# Proving $\dim(E_0) \geq n - k$

I found a question from an old exam which I am not really able to wrap my head around. The questions states:

Given $$k and $$v_1, v_2, ..., v_k \in \mathbb{R} ^n$$ non-zero vectors, orthogonal to the standard dot product on $$\mathbb{R}^n$$, where we consider the vectors of $$\mathbb{R}^n$$ as column vectors. Given that $$\lambda_1, \lambda_2, ..., \lambda_k \in \mathbb{R}$$ and $$A = \lambda_1 v_1 v_1^T + \lambda_2 v_2 v_2^T + ... + \lambda_k v_k v_k^T \in \mathbb{R}^{n \times n}$$

Part A asks to prove that $$v_1, v_2, ..., v_k$$ are eigenvectors of $$A$$. I managed to prove this by showing that $$Av_i = \left(\sum_{j=1}^k\lambda_jv_jv_j^T\right)v_i=\sum_{j=1}^k\lambda_jv_j(v_j^Tv_i)=\lambda_iv_i|| v_i||^2=\left(\lambda_i|| v_i||^2\right)v_i$$ $$\forall i = 1, 2, ..., k$$

Part B asks to prove that $$\dim(E_0) \geq n - k$$, where $$E_0$$ the eigenspace is for the eigenvalue $$0$$. I don't really have a direct idea of how to get started with this part.

Part C asks to prove that $$A$$ is diagonalisable and give an orthogonal basis of $$A$$. Again I am not really sure how to get started with this.

Any help is appreciated.

• I think $\Bbb R^{2\times2}$ should be $\Bbb R^{n\times n}$, which presumably denotes the space of $n\times n$ matrices. – Marc van Leeuwen Jan 22 at 17:12

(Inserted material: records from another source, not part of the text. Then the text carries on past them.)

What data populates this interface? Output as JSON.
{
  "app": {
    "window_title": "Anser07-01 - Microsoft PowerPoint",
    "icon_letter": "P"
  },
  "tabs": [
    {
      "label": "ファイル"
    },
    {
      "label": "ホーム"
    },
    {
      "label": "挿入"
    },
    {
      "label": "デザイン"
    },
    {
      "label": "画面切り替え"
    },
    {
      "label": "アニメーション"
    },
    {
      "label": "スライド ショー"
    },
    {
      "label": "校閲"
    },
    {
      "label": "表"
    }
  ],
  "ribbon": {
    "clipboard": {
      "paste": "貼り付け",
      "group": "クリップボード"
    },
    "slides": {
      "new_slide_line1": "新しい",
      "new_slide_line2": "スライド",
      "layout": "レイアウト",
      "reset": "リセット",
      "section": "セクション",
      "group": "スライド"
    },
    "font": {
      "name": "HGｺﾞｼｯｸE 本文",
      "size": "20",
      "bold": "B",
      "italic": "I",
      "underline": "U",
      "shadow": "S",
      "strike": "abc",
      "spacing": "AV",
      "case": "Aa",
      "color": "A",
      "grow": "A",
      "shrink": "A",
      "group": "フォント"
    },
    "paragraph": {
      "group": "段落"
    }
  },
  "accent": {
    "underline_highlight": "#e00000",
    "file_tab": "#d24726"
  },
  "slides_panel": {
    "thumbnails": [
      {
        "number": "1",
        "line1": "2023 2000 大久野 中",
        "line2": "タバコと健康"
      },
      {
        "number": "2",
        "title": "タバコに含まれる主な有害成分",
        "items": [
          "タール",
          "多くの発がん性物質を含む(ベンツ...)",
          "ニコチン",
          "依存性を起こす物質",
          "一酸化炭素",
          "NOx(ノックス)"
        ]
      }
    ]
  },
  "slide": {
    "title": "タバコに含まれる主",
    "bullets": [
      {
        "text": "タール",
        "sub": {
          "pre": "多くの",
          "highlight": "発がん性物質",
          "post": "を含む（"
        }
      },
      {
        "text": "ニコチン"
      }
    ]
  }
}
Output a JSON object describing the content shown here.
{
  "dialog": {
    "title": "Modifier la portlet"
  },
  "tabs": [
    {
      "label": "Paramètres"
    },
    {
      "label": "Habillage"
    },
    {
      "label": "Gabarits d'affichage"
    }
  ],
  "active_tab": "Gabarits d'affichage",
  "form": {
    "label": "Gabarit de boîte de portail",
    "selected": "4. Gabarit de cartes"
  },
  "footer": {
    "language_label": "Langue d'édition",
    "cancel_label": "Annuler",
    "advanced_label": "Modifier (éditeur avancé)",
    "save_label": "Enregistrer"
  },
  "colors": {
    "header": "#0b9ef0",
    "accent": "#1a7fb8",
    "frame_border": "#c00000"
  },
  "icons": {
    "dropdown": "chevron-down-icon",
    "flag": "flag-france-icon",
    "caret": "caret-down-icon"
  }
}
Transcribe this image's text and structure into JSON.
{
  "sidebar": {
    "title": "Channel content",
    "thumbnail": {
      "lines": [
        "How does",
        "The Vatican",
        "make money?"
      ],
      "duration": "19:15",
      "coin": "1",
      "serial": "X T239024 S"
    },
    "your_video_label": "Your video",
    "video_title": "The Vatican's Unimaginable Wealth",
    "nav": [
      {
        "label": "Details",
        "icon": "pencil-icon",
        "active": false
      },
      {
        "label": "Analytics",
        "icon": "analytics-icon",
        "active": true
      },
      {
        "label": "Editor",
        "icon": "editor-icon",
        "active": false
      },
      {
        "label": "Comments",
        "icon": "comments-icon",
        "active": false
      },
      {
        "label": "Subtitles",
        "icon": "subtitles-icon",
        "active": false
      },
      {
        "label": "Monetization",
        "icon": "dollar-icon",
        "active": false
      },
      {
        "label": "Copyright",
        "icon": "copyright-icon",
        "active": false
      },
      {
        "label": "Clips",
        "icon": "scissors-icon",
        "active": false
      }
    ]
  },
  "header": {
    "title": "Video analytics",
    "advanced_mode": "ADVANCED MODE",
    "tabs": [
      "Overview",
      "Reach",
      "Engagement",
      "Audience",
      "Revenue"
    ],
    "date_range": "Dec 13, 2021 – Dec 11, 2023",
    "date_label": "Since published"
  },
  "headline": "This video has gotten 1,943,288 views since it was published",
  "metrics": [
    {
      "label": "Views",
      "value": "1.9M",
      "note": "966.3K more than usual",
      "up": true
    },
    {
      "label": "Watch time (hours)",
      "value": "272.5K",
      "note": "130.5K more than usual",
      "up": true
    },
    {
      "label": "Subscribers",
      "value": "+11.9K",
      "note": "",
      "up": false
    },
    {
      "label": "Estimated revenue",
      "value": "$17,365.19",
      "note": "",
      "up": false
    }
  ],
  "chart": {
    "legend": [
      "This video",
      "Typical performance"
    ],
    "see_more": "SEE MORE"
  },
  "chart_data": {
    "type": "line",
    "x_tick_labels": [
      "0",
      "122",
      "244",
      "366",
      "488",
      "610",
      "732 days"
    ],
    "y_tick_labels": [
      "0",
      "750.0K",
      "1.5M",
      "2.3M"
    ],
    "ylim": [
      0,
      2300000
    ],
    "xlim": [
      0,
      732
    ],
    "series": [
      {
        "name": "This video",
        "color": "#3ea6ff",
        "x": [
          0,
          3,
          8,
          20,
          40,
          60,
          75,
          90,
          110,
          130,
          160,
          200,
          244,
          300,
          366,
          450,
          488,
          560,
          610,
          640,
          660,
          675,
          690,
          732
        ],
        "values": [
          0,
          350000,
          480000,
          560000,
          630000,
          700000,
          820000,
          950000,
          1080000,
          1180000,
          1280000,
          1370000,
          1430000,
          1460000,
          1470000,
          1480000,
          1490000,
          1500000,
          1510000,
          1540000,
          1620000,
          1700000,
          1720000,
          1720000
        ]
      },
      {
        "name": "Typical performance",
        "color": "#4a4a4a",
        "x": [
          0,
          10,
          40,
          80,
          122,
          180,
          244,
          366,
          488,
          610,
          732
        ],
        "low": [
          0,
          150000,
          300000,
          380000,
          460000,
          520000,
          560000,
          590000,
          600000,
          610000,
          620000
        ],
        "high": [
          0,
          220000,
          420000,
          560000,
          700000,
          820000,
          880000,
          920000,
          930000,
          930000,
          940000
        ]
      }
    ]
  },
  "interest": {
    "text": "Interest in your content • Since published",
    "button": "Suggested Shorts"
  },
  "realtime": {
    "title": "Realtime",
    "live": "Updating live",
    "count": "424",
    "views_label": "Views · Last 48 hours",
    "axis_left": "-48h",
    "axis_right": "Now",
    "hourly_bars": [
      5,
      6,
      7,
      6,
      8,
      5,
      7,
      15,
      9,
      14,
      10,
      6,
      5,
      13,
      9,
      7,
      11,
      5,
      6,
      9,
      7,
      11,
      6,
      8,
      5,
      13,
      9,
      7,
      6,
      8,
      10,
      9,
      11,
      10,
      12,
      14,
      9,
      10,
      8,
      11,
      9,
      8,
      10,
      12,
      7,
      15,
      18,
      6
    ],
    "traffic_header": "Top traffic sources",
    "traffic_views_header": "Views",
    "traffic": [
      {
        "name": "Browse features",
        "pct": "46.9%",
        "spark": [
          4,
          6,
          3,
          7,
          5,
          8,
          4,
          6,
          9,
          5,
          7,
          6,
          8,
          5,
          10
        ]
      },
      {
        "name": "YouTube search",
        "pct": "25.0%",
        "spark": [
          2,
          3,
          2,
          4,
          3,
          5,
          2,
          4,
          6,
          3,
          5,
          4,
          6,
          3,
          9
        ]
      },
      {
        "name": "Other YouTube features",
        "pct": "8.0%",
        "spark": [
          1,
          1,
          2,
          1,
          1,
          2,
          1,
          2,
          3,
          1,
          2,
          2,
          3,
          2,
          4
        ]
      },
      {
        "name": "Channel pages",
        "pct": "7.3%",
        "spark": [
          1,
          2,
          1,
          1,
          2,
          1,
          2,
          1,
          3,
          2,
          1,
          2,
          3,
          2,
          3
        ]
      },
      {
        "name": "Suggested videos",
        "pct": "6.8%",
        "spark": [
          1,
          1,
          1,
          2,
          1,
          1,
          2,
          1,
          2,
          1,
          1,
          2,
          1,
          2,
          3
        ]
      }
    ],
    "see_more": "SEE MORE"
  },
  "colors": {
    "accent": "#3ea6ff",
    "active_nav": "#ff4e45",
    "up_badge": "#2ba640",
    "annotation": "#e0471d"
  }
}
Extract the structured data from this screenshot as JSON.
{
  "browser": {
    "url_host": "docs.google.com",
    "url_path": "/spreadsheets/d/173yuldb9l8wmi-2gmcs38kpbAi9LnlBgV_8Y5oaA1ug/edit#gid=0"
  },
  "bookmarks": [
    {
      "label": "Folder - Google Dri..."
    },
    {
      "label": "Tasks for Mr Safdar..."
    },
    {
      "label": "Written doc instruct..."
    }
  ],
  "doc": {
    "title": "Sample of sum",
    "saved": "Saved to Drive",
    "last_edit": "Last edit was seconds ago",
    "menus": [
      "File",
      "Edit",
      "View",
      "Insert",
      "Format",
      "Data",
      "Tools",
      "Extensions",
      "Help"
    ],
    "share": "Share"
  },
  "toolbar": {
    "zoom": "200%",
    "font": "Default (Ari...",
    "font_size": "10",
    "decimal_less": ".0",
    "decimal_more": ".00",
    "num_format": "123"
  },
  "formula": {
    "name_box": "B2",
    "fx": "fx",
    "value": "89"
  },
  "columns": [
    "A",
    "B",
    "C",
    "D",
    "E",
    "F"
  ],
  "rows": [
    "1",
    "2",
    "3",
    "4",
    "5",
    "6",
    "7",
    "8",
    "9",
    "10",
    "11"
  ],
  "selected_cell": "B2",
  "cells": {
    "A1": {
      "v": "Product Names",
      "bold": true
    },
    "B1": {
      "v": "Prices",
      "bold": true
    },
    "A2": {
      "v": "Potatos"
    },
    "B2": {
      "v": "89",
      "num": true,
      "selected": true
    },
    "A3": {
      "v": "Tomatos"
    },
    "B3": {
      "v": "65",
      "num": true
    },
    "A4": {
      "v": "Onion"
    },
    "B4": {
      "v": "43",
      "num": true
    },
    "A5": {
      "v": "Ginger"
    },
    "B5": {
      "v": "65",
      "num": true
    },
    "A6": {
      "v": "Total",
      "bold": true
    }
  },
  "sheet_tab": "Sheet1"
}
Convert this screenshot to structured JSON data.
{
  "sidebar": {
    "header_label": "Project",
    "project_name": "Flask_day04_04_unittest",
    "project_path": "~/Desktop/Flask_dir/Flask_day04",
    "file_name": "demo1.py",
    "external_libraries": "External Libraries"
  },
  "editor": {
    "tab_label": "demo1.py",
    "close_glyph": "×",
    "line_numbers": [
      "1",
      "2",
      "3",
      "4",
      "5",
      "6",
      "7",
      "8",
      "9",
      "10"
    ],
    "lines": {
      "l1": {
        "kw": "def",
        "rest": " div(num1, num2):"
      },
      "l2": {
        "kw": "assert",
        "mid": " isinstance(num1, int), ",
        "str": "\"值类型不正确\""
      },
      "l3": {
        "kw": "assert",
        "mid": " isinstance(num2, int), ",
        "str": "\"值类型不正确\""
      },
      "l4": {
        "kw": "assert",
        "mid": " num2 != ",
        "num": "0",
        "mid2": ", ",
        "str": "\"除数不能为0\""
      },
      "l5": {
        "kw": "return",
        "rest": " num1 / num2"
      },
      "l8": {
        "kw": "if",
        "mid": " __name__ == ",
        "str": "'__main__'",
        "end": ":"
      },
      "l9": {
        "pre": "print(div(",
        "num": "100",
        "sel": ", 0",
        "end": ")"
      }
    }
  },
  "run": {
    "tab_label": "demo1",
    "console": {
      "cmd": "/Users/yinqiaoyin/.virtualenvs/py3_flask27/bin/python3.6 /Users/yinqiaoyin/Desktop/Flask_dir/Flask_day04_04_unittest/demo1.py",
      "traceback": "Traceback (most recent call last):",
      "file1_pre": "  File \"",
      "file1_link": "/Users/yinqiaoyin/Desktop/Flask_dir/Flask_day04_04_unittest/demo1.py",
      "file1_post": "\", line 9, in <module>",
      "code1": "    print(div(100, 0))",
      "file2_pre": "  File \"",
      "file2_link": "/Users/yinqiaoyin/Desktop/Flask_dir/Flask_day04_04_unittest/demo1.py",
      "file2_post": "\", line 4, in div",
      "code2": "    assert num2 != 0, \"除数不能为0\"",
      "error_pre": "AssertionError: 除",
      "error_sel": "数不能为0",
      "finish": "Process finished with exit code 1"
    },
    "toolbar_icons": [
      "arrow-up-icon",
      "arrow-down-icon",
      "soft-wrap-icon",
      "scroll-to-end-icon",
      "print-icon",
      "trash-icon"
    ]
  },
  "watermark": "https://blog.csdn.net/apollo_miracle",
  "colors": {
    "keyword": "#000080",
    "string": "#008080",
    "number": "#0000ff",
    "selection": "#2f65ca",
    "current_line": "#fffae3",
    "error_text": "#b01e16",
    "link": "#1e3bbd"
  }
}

For Part B, you can find an orthogonal system $$v_{k+1},v_{k+2},\ldots, v_n\ ,$$ which is orthogonal to $$\{v_1,v_2,\ldots, v_k\}$$ (e.g. by Gram-Schmidt). We can see $$Av_{i}=0$$ for $$k. From this, deduce that $$\dim E_0\ge n-k$$.
Combining the Part A and B, we can see immediately there exists an orthogonal basis consisting of eigenvectors of $$A$$.
Note: Spectral decomposition theorem says every symmetric real matrix is of the same form as that of $$A$$.
Part B: observe that "the eigenspace for the eigenvalue $$0$$" is just a fancy way of saying "null space". Both are the set of all vectors $$v$$ for which $$Av=0$$. I'm assuming you're familiar with computing null spaces?
Part C: a matrix is diagonalizable if the sum of dimensions of its eigenspaces equals the number of columns. For example, a $$3\times 3$$ matrix will be diagonalizable if it has two eigenvalues, and the corresponding dimensions of the eigenspaces are $$1$$ and $$2$$. If we know that a matrix is diagonalizable, diagonalizing it amounts to finding all of the eigenvalue/eigenvector pairs. You can then use Gram-Schmidt to get an orthogonal basis.